The A in STEAM: Music on the Educational Stage
Music is like breathing, like our very heartbeat – we can’t do without it. It’s a universal language that crosses cultural barriers and brings people to a closer understanding.
It’s a challenge for a music teacher to inspire and motivate students and engage them musically. And in today’s technological environment, teachers must teach music expression in conjunction with 21st century skills like critical thinking and problem solving, so students will succeed in the labor market.
There is a way to accomplish these two goals. It can be done through technology, and in the case of music tuition that means electronic music.
Creating electronic music
Electronic music making is a great way for school children to express themselves using technology, which they are familiar with and which most of them love.
Creating music electronically is inspiring to young generations. Children love to get in front of a computer and tinker away – it’s much more exciting than learning to play an instrument: they can make their own music! Challenging but also rewarding.
Students can start out by remixing some of their favorite music and move on to composing their own pieces.
Students who get into electronic music usually work tirelessly on their music and are eager to share their creations. Creating music becomes an all-absorbing activity that they passionately share with anyone who will give them the time of day.
The sharing of music and ensuing discussions naturally facilitates collaborative learning, which has many benefits.
In the process of sharing and discussing each other’s work, students develop a deeper understanding of the subject and they have to use critical thinking skills to solve problems.
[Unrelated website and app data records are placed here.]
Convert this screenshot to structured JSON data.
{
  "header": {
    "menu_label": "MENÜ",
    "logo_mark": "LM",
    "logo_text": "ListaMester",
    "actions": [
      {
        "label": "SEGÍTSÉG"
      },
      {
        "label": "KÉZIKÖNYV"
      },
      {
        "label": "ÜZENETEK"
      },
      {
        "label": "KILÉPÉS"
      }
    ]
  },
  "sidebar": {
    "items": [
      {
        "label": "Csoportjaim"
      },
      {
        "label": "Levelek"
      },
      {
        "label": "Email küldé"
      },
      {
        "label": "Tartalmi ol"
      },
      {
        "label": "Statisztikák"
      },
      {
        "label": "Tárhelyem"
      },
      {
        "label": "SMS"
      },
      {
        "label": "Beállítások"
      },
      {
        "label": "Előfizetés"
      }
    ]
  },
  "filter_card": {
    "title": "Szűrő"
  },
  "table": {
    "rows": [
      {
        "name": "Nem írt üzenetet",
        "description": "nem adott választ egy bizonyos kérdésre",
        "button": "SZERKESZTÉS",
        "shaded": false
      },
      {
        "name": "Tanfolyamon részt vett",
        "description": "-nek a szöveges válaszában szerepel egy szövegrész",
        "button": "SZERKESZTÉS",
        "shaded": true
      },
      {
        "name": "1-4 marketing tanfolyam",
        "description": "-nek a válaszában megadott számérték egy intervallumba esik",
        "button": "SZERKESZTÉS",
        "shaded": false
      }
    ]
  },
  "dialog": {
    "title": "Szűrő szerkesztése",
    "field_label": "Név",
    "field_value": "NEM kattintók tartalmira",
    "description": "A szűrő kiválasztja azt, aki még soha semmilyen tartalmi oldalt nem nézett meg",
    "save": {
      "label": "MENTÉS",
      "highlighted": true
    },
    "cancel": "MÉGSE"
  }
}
They also develop confidence in their own work and in expressing and defending their ideas.
While all of this is going on, they’re building relationships that will support them in their school years and often beyond.
There are many resources available to teachers that teach the basics of music and its composition and recording. And many of them are free, so teachers don’t need to apply for funding.
The digital audio company Ableton is an invaluable resource for individuals who want to learn music and schools that want to teach music.
In one initiative, the company provided old refurbished DJ equipment (Push 1 units) to schools that had applied for them. Secondary school, Alec Reed Academy in Northolt received 15 of the units.
Traditionally, the music curriculum has been more classically based.The thing is, most children are not exposed to classical music and very few learn to play musical instruments.
It’s much more effective and meaningful to teach them about the music that they are already listening to. With the new DJ equipment, the students can now actually get hands-on experience about how electronic music is created.
Today’s music technology offers programs that are simple and easy to use. On the Ableton website, anyone can access lessons right from their browser to learn the basics of music making.
Some teachers use the Soundtrap online recording studio. With this tool, students can continue working on their projects from their mobile devices when they leave the class.
Soundtrap works on Mac, Windows, iPad, iPhone, Android phones and tablets, Linux and Chromebooks. All music projects are stored in the cloud.
The thing about creating your own music is this: you want it perfect, the way you hear it in your head, so you keep practicing, you keep rehearsing with your friends.
Exposing students to the possibility that they can create their own music inspires them and keeps them engaged.